In September, the pair will submit WS-Trust, WS-SecureConversation and WS-SecurityPolicy to the Organization for the Advancement of Structured Information Standards (OASIS), which will create a technical committee to develop the specifications into a standard. The two made the official announcement Thursday at the annual Burton Group Catalyst conference.
The most significant specification of the trio is WS-Trust, which establishes a single path for moving between partners security information and security tokens of all kinds, including Kerberos, X.509, the Security Assertion Markup Language (SAML) and any others.
"This is major progress for interoperability," says Jamie Lewis, president of the Burton Group. "WS-Trust is a general-purpose token exchange protocol and a significant piece of the puzzle for an interoperable infrastructure to exchange security information of all kinds."
Lewis says WS-Trust can be used to exchange authentication and federation assertions and could be used in provisioning systems.
WS-Trust also is an important element in Microsoft's model of a standards-based distributed identity infrastructure it calls the Identity Metasystem, which it introduced in May. WS-Trust also is the cornerstone for InfoCard, an interface into user identity information Microsoft is building into its Longhorn operating system.
The specifications are part of the set of protocols that fall under the WS-Security or so-called WS-* (pronounced "WS-Star") family of protocols that Microsoft and IBM began developing in 2002. Slowly the protocols have been transferred to standards bodies, including OASIS and the W3C.
Two significant protocols still remain to be turned over, WS-Federation and WS-Policy.
Microsoft and IBM say that will happen but have yet to provide a timetable. The two have been under significant pressure from end users and industry experts to submit the remaining specifications to help quicken the pace of standardizing the infrastructure for securing Web services.

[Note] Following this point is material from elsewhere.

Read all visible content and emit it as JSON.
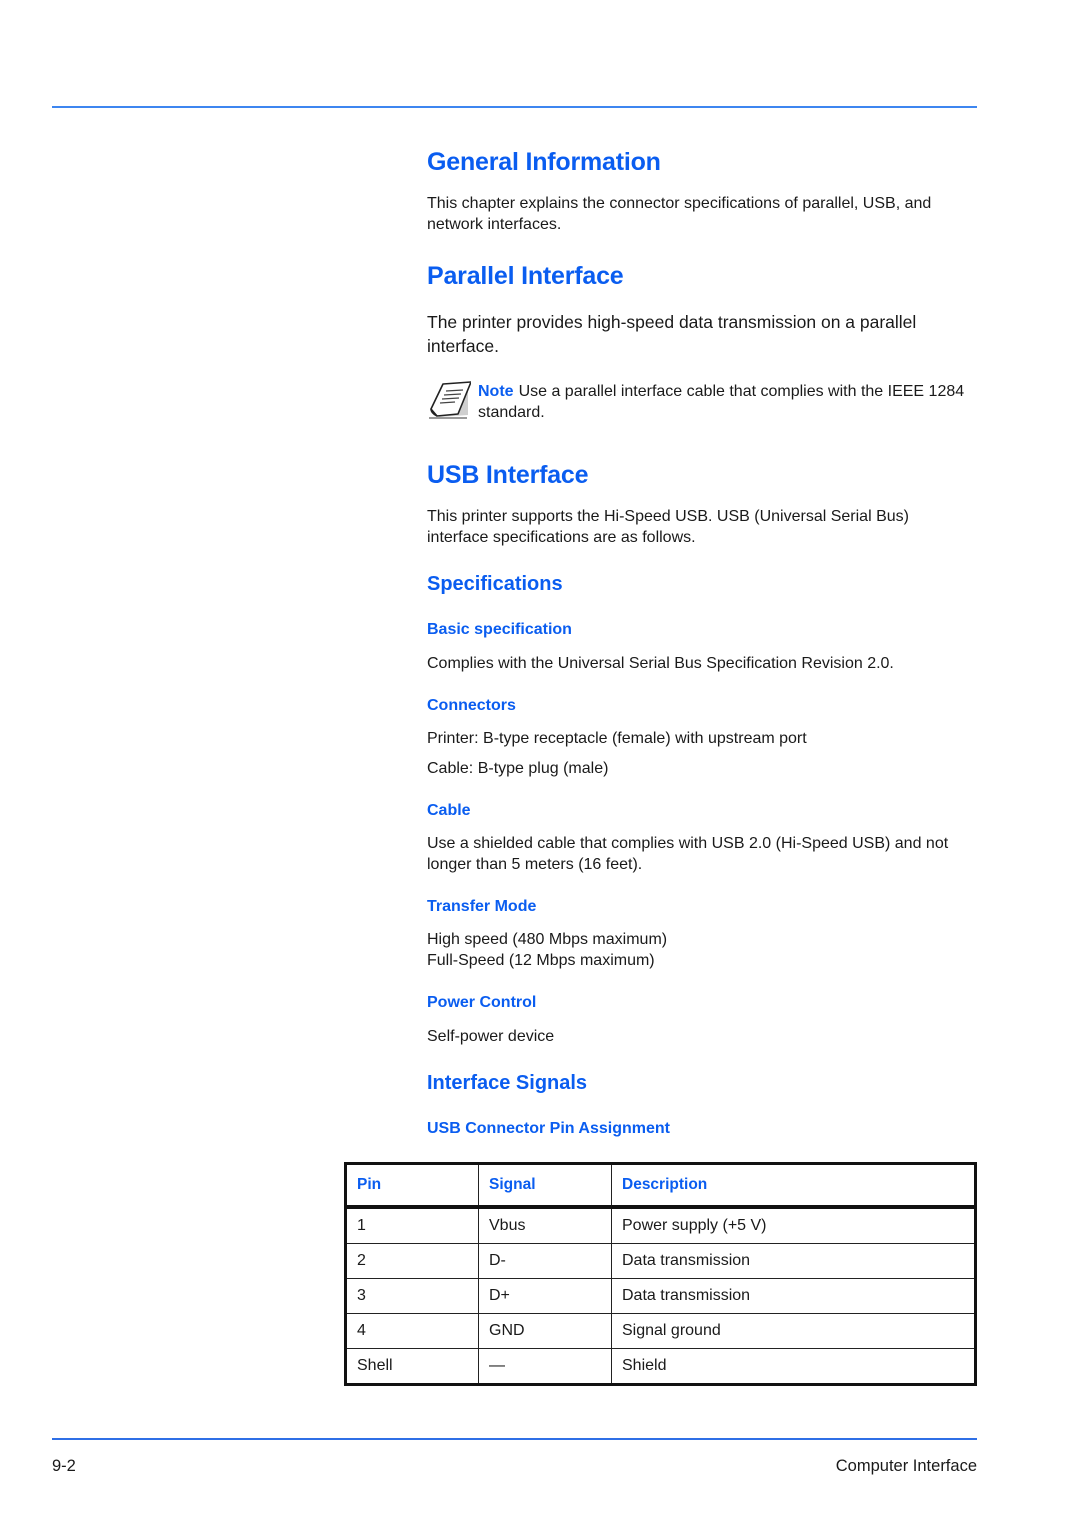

WS-Policy appears to be the next protocol that will be submitted. Last October, IBM and Microsoft presented a workshop on WS-Policy to the W3C. The prime motivating factor, however, is that Microsoft relies on WS-Policy for its InfoCard technology.

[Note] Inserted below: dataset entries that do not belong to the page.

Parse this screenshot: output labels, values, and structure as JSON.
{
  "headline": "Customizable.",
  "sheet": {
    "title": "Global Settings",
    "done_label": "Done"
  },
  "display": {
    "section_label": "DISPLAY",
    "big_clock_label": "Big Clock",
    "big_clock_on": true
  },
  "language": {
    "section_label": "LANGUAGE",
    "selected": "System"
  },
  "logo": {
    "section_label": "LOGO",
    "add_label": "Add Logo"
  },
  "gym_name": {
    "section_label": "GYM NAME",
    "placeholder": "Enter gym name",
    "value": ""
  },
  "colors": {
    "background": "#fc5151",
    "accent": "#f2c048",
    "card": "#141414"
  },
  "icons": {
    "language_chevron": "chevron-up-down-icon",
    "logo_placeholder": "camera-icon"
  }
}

And while Microsoft is preaching that InfoCard, which is approaching its first beta release this fall, will be a standards-based system, WS-Policy remains the only significant protocol that is not in a standards body.

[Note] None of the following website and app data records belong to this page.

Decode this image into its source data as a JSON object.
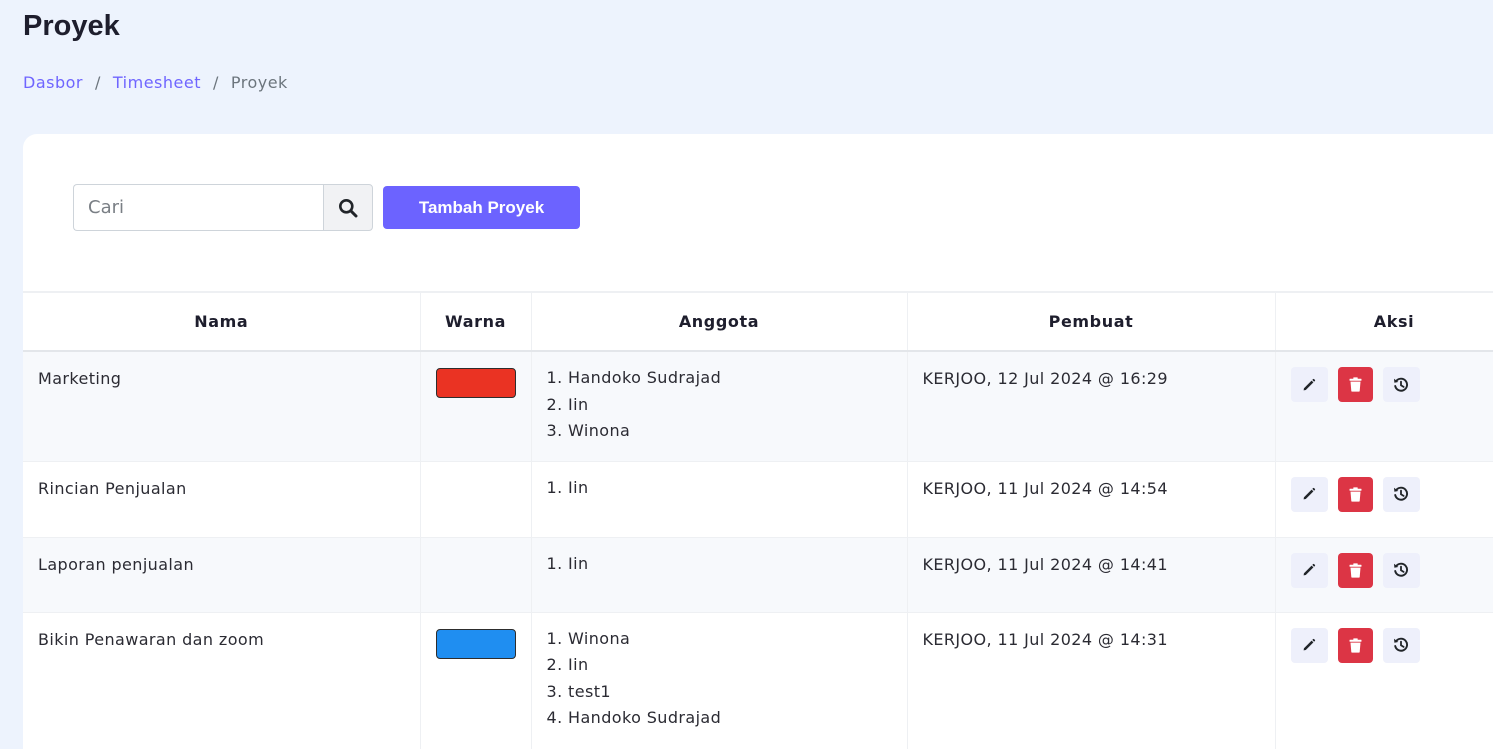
{
  "page": {
    "title": "Proyek"
  },
  "breadcrumb": {
    "items": [
      "Dasbor",
      "Timesheet",
      "Proyek"
    ],
    "separator": "/"
  },
  "toolbar": {
    "search_placeholder": "Cari",
    "search_value": "",
    "add_label": "Tambah Proyek"
  },
  "table": {
    "headers": [
      "Nama",
      "Warna",
      "Anggota",
      "Pembuat",
      "Aksi"
    ],
    "rows": [
      {
        "name": "Marketing",
        "color": "#ea3323",
        "members": [
          "1. Handoko Sudrajad",
          "2. Iin",
          "3. Winona"
        ],
        "creator": "KERJOO, 12 Jul 2024 @ 16:29"
      },
      {
        "name": "Rincian Penjualan",
        "color": "",
        "members": [
          "1. Iin"
        ],
        "creator": "KERJOO, 11 Jul 2024 @ 14:54"
      },
      {
        "name": "Laporan penjualan",
        "color": "",
        "members": [
          "1. Iin"
        ],
        "creator": "KERJOO, 11 Jul 2024 @ 14:41"
      },
      {
        "name": "Bikin Penawaran dan zoom",
        "color": "#1f8ef1",
        "members": [
          "1. Winona",
          "2. Iin",
          "3. test1",
          "4. Handoko Sudrajad"
        ],
        "creator": "KERJOO, 11 Jul 2024 @ 14:31"
      }
    ]
  },
  "icons": {
    "search": "search-icon",
    "edit": "pencil-icon",
    "delete": "trash-icon",
    "history": "history-icon"
  },
  "colors": {
    "accent": "#6c63ff",
    "danger": "#dc3545",
    "breadcrumb_link": "#6f65ff"
  }
}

"WS-Policy will be in a standards organization by the end of the year," says Anne Thomas Manes, research director for the Burton Group. Microsoft officials would not comment on plans for WS-Policy.
In the meantime, the three specs that are headed for standardization will help round out the Web services security infrastructure.
"The specifications are well written and I don't see much work that needs to be done," says Tony Nadalin, the co-author of WS-Trust and IBM's chief security architect. He says, however, the OASIS standardization process likely means the three specifications won't be finalized as standards for 18 months.
While WS-Trust supports the requesting and issuing of security tokens to establish trust between or among partners, WS-SecureConversation provides extensions to WS-Trust and WS-Security that secure communication across multiple Web services messages. WS-SecurityPolicy works in conjunction with WS-Policy and defines general security policy assertions that apply to other WS-Security protocols such as Simple Object Access Protocol messages, WS-Trust and WS-SecureConversation.
IBM and Microsoft co-authored WS-SecurityPolicy along with RSA Security and VeriSign. WS-Trust and WS-SecureConversation include co-authors Actional, BEA Systems, Computer Associates, Layer 7 Technology, OpenNetwork Technologies/BMC, Oracle, Ping Identity, Reactivity, RSA Security and VeriSign.